Robert Ordever, MD of corporate culture specialist O.C. Tanner Europe, agrees that team members must feel safe and valued if leaders are to promote company-wide resilience.
‘Psychological safety is key. This means helping teams to feel safe and appreciated, with a sense of being part of an organisation with a clear purpose and values, well-supported by their leaders and peers.’
‘It creates a powerful recipe for resilience, helping teams to pick themselves up more quickly when disaster strikes.’
Being able to accept accountability – without apportioning blame – is also important.
‘There must also be a focus on supporting risk-taking, making every mistake a learning experience so that individuals know that when they stumble, their colleagues will be there for them.’
“Don’t be afraid to ask your teams for their input – it could change the way you approach business for good.”
5. Give stakeholders a voice
Don’t be afraid to ask your teams for their input – it could change the way you approach business for good. Andy Lothian, CEO of Insights Group, reflects on a turning point in his journey as a leader.
‘When L&D budgets were being slashed in 2008, I used to lie awake at night wondering how on earth we would survive. We didn’t want to lose anyone, so we asked our people what we should do. It was like opening a tap.’
‘We implemented so many of those ideas, and changed lots of our processes, becoming a leaner, smarter, more resilient organisation along the way.’
‘By choosing to be vulnerable and ask for help, we had unknowingly invoked the power of community. We’ve never looked back.’
6. Be your authentic self
Kimberly Cassady, Vice President of Talent at Cornerstone OnDemand emphasises the importance of demonstrating empathy, honesty and patience during stressful times.
‘We’re all adjusting to a new normal and grappling with the anxieties and uncertainties that come with it. While social distancing requires us to separate from other humans, it does not require that we separate ourselves from our humanity.’
Cassady stresses that authenticity is key so that staff know they are safe and supported.
‘Trying to maintain a business-as-usual attitude can give employees the sense that the company is prioritising the business over its employees.

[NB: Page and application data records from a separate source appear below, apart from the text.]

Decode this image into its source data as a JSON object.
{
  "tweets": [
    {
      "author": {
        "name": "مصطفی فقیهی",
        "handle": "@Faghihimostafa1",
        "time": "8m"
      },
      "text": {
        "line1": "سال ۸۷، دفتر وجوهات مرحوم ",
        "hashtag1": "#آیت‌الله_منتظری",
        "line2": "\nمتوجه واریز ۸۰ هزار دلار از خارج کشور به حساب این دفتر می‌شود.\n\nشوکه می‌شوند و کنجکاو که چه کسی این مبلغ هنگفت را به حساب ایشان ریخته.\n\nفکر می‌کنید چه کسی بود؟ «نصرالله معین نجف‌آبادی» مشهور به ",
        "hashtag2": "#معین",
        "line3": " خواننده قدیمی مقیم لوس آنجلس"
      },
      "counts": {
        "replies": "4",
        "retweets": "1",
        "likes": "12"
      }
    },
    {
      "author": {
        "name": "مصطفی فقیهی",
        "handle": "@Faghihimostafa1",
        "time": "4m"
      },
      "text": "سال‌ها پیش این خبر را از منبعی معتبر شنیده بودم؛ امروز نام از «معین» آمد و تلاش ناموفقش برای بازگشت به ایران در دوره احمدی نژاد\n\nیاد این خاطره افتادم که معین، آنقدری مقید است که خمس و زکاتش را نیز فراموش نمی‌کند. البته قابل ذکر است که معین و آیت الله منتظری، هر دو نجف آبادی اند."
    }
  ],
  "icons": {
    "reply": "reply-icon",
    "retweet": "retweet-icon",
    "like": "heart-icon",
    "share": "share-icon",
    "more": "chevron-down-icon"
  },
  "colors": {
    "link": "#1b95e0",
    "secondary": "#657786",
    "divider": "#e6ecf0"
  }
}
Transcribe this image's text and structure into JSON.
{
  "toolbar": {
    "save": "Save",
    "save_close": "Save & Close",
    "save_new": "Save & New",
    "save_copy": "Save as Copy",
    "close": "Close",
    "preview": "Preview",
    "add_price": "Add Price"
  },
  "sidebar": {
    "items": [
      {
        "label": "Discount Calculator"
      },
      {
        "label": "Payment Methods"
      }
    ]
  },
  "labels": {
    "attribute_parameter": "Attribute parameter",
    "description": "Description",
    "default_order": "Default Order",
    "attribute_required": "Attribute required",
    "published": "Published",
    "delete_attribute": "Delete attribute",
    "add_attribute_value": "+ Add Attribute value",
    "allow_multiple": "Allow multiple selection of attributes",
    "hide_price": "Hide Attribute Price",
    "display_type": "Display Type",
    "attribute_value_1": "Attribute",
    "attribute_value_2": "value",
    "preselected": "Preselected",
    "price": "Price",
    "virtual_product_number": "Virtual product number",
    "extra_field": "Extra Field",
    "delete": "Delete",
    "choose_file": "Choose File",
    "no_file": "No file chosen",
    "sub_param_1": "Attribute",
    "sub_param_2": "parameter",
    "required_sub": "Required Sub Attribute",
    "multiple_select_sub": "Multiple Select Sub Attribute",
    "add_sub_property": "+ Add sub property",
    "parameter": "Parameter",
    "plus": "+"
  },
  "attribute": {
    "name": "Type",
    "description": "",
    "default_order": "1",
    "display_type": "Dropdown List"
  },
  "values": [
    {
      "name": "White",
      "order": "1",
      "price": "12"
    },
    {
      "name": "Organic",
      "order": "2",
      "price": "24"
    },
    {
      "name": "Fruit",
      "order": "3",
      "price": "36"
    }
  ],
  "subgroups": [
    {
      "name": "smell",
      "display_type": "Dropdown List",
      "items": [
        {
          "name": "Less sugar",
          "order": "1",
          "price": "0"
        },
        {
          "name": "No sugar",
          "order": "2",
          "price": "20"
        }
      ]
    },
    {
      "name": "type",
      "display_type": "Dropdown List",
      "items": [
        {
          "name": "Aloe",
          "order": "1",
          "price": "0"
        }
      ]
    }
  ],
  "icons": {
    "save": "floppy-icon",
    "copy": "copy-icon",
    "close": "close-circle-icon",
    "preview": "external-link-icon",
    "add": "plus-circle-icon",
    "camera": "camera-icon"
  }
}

It’s okay to show up without makeup on, holding your dog, laughing when kids are running in the background.’
‘If you can be authentic and show your vulnerable side, your employees will thank you for being relatable.’
7. Promote diversity
The ability to be authentic will also have a knock-on effect on the shape of your business in its post-pandemic phase.
For many companies, survival will involve adapting to new ways of working, while there are also likely to be lasting changes in client and consumer behaviour.
Business mentor, entrepreneur and diversity champion Sheryl Miller recommends ditching the stereotypes and focusing instead on building a business that’s fit for the future.
‘The rules of engagement will have changed, in terms of how organisations connect with customers, the importance placed on their product in the societal hierarchy, and the authenticity of an organisation’s branding.’
‘In order to encourage more diverse – and more resilient – teams, leaders need to seek out and champion the diverse thinkers and the introverts, while creating a positive learning environment that still drives performance.’
8. Adapt and survive
“If the business isn’t working, don’t wait for things to get better. Change quickly, even if this means cannibalising your existing business.”
Richard Blanford, founder and chief executive of cloud provider and IT infrastructure company Fordway was forced to re-think his business model after the financial crisis of 2008.
‘If you know what you are good at, you can look at diversifying to build a more sustainable, profitable business. We switched our focus to bring in recurring, rather than project, revenues.’
‘It required fresh investment in infrastructure and staff training, plus a complete rethink of our core processes, but was a logical development of our existing business and has led to our continued growth and success.’
Looking back over this period, Blanford says that doing nothing simply wasn’t an option.
‘My advice would be that if the business isn’t working, don’t wait for things to get better. Change quickly, even if this means cannibalising your existing business.’